And while the nature of agriculture in the Global North is hyper-industrialised, Africa’s agriculture is still fundamentally small-scale and human-powered. If you were able to democratise down to the individual small-scale farmer the benefits of biodiversity, soil health and carbon capture by using permaculture, silvopasture, intercropping etc‒ all the things that have been part of indigenous practices for millennia ‒ that would effectively power up a system of agriculture that would never be replicable in the Global North.
But Africa cannot play this role without social justice. You cannot ask someone who is surviving on $2 a day to do something now that is against their interests tomorrow, for the sake of the world 20 years’ hence. We have to find clever ways to encourage behaviour change towards climate-positive practices by making it financially worthwhile for everyone, otherwise we will also see increasing levels of mass displacement and migration.
That is precisely where disrupters, entrepreneurs, people who scribble outside the lines can, and do, play. Whether it is companies reforesting degraded lands, providing fridges in places without power, transforming waste into nutrient-rich fertilizers and animal feed, enabling fleets of electric buses, or producing regeneratively grown organic vegetables and herbs ‒ we know there are entrepreneurs in Africa who are able to take this on.
However, to unlock the opportunities and protect against the physical and transition risks posed by a warming climate, Africa will need to attract substantial amounts of additional capital. The current climate funding gap for adaptation and mitigation on the continent is estimated to be in the region of $200 billion per annum. Developed countries have pledged $100 billion per annum for decarbonisation and adaptation initiatives in the Global South, although only a fraction of this is currently flowing.

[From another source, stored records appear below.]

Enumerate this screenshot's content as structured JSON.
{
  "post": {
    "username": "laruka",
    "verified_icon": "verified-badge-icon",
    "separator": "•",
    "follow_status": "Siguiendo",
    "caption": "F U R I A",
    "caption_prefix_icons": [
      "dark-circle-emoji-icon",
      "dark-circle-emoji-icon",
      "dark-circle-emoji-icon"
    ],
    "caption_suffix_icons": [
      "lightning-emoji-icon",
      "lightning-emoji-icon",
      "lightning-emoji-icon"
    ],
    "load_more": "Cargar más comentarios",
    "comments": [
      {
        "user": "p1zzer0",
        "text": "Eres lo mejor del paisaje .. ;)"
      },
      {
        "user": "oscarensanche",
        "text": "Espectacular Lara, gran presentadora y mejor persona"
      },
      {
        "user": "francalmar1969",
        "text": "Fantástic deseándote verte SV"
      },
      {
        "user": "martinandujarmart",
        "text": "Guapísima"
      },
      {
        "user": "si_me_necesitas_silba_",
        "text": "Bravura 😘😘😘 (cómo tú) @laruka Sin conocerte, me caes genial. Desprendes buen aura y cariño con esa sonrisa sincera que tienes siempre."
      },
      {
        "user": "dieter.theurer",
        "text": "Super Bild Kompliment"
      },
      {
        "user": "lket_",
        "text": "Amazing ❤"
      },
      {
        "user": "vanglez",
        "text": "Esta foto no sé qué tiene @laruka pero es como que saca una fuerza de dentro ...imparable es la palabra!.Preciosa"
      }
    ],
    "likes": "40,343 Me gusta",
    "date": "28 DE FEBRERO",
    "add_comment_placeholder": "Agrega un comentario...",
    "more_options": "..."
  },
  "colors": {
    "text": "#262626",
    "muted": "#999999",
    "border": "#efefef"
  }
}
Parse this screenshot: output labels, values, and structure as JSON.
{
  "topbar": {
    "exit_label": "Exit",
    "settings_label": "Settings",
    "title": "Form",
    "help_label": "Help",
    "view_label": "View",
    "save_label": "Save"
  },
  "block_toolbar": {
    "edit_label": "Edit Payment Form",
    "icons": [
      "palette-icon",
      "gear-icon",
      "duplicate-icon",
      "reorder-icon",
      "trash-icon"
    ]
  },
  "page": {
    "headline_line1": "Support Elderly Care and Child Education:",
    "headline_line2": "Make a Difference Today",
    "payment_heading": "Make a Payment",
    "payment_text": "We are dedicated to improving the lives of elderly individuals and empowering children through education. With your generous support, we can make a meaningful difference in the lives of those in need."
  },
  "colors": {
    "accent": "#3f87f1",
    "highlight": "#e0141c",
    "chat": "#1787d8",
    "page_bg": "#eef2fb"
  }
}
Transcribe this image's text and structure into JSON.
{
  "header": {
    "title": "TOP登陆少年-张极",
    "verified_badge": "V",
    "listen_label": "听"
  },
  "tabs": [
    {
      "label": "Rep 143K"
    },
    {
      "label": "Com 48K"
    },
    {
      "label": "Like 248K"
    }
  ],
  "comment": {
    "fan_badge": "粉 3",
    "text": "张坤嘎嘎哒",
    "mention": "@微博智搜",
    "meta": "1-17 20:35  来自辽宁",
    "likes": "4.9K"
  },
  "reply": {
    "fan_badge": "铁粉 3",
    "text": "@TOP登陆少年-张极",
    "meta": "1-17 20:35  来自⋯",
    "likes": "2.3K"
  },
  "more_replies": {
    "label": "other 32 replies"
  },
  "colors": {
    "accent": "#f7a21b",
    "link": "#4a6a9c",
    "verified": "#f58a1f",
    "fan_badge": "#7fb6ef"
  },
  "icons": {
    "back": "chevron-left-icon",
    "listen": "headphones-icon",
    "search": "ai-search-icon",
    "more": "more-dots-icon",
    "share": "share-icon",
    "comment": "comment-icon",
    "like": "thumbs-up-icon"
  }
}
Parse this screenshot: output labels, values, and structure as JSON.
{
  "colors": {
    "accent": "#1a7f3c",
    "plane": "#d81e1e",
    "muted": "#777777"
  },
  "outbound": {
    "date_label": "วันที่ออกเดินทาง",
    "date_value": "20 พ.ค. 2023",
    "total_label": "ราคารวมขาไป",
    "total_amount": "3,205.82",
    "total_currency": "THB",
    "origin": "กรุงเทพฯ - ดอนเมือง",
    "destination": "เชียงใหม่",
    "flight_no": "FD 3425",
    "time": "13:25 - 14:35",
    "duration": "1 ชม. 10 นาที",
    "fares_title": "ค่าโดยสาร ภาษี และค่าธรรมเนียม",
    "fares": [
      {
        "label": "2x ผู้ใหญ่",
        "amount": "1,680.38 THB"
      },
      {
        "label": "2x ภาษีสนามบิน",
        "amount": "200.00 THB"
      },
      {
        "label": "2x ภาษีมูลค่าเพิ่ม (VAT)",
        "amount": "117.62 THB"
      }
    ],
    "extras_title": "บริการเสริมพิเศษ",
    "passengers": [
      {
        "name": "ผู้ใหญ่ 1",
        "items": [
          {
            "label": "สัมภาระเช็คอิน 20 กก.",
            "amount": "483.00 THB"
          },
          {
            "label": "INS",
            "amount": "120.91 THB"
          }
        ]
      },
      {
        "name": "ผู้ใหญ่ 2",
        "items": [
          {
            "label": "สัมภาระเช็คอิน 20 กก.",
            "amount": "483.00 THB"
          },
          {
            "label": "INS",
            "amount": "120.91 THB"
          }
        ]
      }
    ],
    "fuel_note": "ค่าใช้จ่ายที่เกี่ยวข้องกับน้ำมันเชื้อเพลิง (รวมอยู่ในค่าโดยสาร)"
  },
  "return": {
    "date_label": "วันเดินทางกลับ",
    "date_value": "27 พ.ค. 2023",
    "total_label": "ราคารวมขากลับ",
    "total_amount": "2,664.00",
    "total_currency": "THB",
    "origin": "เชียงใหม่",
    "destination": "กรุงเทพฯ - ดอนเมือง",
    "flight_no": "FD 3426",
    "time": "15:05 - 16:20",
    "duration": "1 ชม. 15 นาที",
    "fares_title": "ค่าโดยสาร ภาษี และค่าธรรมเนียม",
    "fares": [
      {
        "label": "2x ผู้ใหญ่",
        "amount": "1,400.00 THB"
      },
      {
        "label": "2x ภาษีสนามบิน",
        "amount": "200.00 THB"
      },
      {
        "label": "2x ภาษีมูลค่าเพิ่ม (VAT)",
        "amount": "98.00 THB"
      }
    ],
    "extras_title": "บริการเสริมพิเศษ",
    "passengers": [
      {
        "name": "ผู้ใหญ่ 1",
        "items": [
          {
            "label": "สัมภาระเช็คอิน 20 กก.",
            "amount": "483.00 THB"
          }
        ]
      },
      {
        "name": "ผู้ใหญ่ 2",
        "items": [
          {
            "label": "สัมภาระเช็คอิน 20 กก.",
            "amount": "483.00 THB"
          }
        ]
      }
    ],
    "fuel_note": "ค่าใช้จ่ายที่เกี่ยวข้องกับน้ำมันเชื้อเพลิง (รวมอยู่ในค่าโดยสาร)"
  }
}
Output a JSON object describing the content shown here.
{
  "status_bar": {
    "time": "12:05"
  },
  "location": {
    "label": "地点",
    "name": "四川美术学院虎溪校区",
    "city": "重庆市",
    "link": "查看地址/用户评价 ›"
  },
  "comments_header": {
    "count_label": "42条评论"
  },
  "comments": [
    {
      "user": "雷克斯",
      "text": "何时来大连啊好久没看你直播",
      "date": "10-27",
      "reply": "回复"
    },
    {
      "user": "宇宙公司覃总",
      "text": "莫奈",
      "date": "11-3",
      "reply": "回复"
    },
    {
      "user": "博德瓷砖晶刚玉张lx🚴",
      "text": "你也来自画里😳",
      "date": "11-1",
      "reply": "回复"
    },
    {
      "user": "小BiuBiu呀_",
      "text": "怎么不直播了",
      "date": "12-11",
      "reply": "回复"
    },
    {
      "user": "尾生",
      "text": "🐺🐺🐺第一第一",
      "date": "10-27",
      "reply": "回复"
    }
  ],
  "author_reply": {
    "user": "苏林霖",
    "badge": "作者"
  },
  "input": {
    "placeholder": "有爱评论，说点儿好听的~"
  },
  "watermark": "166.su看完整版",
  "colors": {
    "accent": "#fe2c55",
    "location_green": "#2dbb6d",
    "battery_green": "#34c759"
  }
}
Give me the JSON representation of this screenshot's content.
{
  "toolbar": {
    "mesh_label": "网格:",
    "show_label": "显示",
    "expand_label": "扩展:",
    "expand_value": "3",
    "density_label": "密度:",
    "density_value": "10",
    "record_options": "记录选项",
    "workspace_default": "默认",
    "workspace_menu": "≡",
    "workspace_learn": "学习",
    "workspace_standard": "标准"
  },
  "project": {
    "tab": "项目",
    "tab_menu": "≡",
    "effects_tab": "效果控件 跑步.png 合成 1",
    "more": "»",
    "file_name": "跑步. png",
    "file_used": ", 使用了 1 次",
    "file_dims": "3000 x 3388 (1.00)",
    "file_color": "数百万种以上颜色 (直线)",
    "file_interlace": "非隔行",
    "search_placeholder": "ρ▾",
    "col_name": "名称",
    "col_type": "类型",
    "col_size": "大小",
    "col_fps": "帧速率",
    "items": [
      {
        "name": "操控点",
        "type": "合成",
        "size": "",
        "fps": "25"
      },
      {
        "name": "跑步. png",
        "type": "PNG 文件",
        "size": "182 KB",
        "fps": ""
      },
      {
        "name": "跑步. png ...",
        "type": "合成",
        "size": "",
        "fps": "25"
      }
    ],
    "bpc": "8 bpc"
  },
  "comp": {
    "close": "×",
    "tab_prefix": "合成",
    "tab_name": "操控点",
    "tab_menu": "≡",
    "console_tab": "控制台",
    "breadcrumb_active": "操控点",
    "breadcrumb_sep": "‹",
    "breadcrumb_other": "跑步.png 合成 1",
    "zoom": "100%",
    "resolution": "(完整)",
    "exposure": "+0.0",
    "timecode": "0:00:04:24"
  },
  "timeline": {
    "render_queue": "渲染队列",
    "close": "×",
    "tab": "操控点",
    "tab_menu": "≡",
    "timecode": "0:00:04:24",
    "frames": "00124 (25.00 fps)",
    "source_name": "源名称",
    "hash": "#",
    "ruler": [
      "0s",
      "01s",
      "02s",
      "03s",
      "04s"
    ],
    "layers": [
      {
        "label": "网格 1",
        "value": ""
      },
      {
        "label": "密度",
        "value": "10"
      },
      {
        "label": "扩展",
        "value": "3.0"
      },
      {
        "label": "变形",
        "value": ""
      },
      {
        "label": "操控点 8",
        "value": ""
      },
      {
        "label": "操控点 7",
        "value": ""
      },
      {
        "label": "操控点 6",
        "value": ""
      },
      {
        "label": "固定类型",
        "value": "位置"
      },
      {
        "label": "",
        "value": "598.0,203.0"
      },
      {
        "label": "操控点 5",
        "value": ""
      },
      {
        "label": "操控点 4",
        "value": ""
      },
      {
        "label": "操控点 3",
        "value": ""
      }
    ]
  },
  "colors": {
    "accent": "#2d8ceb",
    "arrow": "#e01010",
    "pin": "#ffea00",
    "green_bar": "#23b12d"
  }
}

Africa has huge potential to harness its natural assets for the good of its young, growing population and to make sure it is part of and contributing to the global transition towards net zero, but it needs the capital to do so.